I hope everyone had a wonderful and relaxing holiday season, and wish a prosperous 2013 for all. I gave myself the gift of distance for the past couple weeks – distance from work and social media…down time. Very nice.
Another gift was seeing Les Mis – twice! Being a fan of the stage, I was skeptical about the casting in the movie, but it was perfect. Yet neither the stage nor the movie tells the full story of Monsieur Madeleine – le nom de Jean ValJean while in Montreuil-sur-mer where he is the town’s Mayor and the master of vast workshops that employed the townspeople of the village.

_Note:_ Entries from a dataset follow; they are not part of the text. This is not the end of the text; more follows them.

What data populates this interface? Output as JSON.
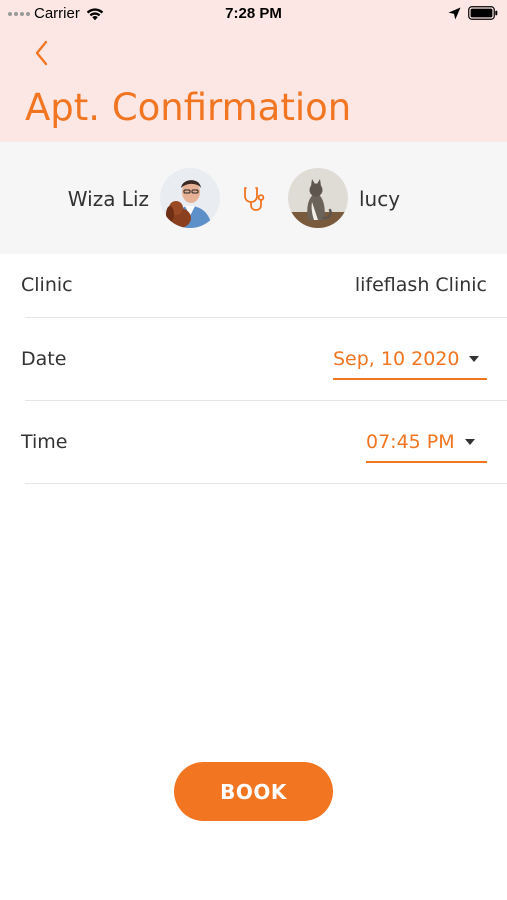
{
  "status_bar": {
    "carrier": "Carrier",
    "time": "7:28 PM",
    "icons": [
      "signal-dots-icon",
      "wifi-icon",
      "location-arrow-icon",
      "battery-icon"
    ]
  },
  "header": {
    "back_icon": "chevron-left-icon",
    "title": "Apt. Confirmation"
  },
  "participants": {
    "vet_name": "Wiza Liz",
    "connector_icon": "stethoscope-icon",
    "pet_name": "lucy"
  },
  "details": {
    "clinic_label": "Clinic",
    "clinic_value": "lifeflash Clinic",
    "date_label": "Date",
    "date_value": "Sep, 10 2020",
    "time_label": "Time",
    "time_value": "07:45 PM"
  },
  "actions": {
    "book_label": "BOOK"
  },
  "colors": {
    "accent": "#f27522",
    "header_bg": "#fde7e5",
    "participants_bg": "#f6f6f6"
  }
}
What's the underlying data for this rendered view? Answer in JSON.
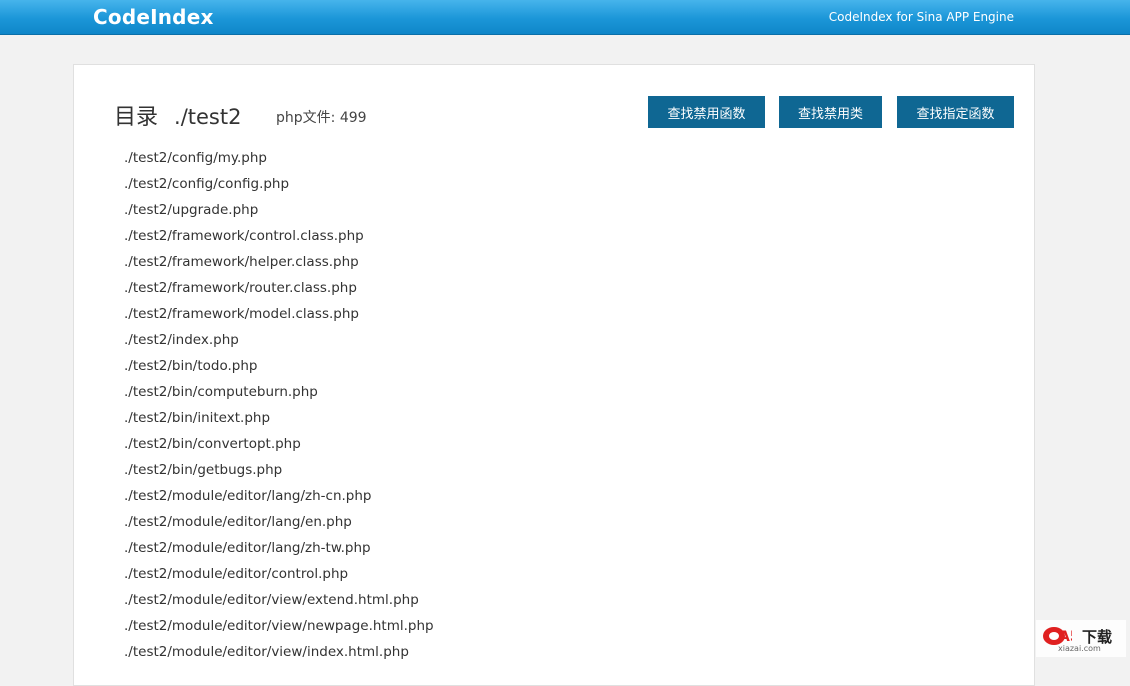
{
  "header": {
    "brand": "CodeIndex",
    "tagline": "CodeIndex for Sina APP Engine",
    "color_top": "#46b4ec",
    "color_bottom": "#0f86c9"
  },
  "panel": {
    "title_label": "目录",
    "title_path": "./test2",
    "php_count": "php文件: 499",
    "buttons": {
      "find_banned_functions": "查找禁用函数",
      "find_banned_classes": "查找禁用类",
      "find_specified_functions": "查找指定函数"
    },
    "button_color": "#0f6793",
    "files": [
      "./test2/config/my.php",
      "./test2/config/config.php",
      "./test2/upgrade.php",
      "./test2/framework/control.class.php",
      "./test2/framework/helper.class.php",
      "./test2/framework/router.class.php",
      "./test2/framework/model.class.php",
      "./test2/index.php",
      "./test2/bin/todo.php",
      "./test2/bin/computeburn.php",
      "./test2/bin/initext.php",
      "./test2/bin/convertopt.php",
      "./test2/bin/getbugs.php",
      "./test2/module/editor/lang/zh-cn.php",
      "./test2/module/editor/lang/en.php",
      "./test2/module/editor/lang/zh-tw.php",
      "./test2/module/editor/control.php",
      "./test2/module/editor/view/extend.html.php",
      "./test2/module/editor/view/newpage.html.php",
      "./test2/module/editor/view/index.html.php"
    ]
  },
  "watermark": {
    "logo_text": "A5",
    "text": "下载",
    "sub": "xiazai.com"
  }
}
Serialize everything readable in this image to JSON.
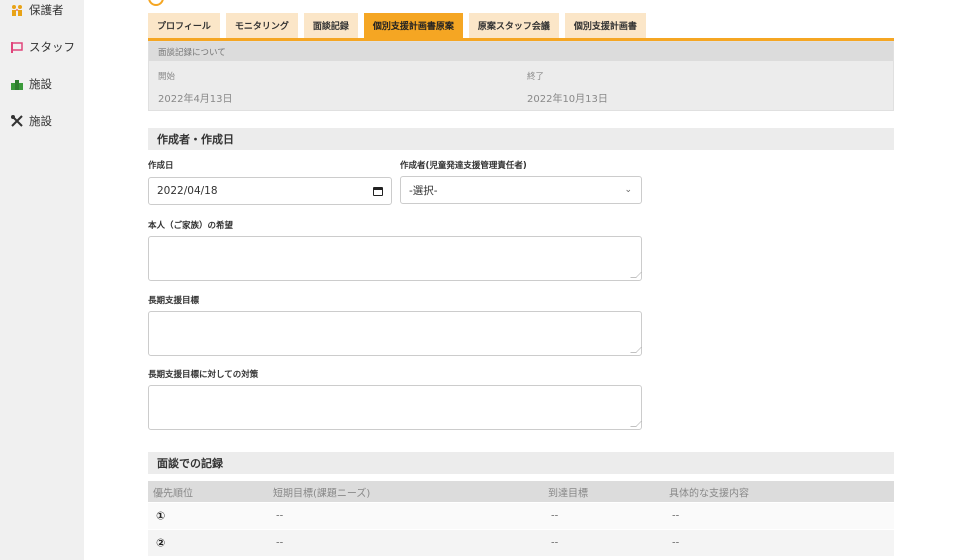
{
  "sidebar": {
    "items": [
      {
        "label": "保護者",
        "icon": "guardians-icon"
      },
      {
        "label": "スタッフ",
        "icon": "staff-icon"
      },
      {
        "label": "施設",
        "icon": "facility-icon"
      },
      {
        "label": "施設",
        "icon": "tools-icon"
      }
    ]
  },
  "tabs": [
    {
      "label": "プロフィール",
      "active": false
    },
    {
      "label": "モニタリング",
      "active": false
    },
    {
      "label": "面談記録",
      "active": false
    },
    {
      "label": "個別支援計画書原案",
      "active": true
    },
    {
      "label": "原案スタッフ会議",
      "active": false
    },
    {
      "label": "個別支援計画書",
      "active": false
    }
  ],
  "interview_info": {
    "heading": "面談記録について",
    "start_label": "開始",
    "start_value": "2022年4月13日",
    "end_label": "終了",
    "end_value": "2022年10月13日"
  },
  "author_section": {
    "title": "作成者・作成日",
    "date_label": "作成日",
    "date_value": "2022/04/18",
    "author_label": "作成者(児童発達支援管理責任者)",
    "author_value": "-選択-",
    "wish_label": "本人（ご家族）の希望",
    "long_goal_label": "長期支援目標",
    "long_measure_label": "長期支援目標に対しての対策"
  },
  "records": {
    "title": "面談での記録",
    "headers": [
      "優先順位",
      "短期目標(課題ニーズ)",
      "到達目標",
      "具体的な支援内容"
    ],
    "rows": [
      {
        "priority": "①",
        "short_goal": "--",
        "target": "--",
        "support": "--"
      },
      {
        "priority": "②",
        "short_goal": "--",
        "target": "--",
        "support": "--"
      }
    ]
  },
  "colors": {
    "accent": "#f5a623",
    "tab_inactive": "#fbe6c8",
    "sidebar_bg": "#f0f0f0"
  }
}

I found a leadership lesson in the pages of Victor Hugo’s description of what happened after M. Madeleine confessed to being ValJean and disappeared. Continue reading Leadership Lessons from Les Mis
Back in the 1980s, I thought HR was disconnected. At that time, I was starting out in compensation, writing job descriptions (yippee). This was back in the days of point-factor evaluation plans where details of what the job did, what/who it was responsible for and how it influenced in the organization determined the salary grade and pay level. Job descriptions were pretty standard, and a quick look at shrm.org says they haven’t changed much….identification data, general purpose, duties, tasks, functions, qualifications/KSAs, special requirements, ADA information.
I didn’t quite “get” the purpose of job descriptions back then (it may have been because I really didn’t like to write them). But it seemed that they were written, graded and stuffed in a drawer never to be looked at again until someone wanted the job upgraded. Continue reading Connecting an (HR) Disconnect
We all know the research. Gallup says that people leave their leader, not the organization. Harvard Business Review says that, above all, top talent wants the opportunity to grow. The American Society for Training & Development estimates that U.S. organizations spent about $171.5 billion on employee learning and development in 2010.
Learning drives performance in innumerable ways. Employees are better skilled to do their jobs. They are more committed because they are more productive and engaged. So how do employees really learn?
Attending a class to learn important content is a good way to learn a new skill or gain knowledge. Continue reading Whose job is it to develop talent?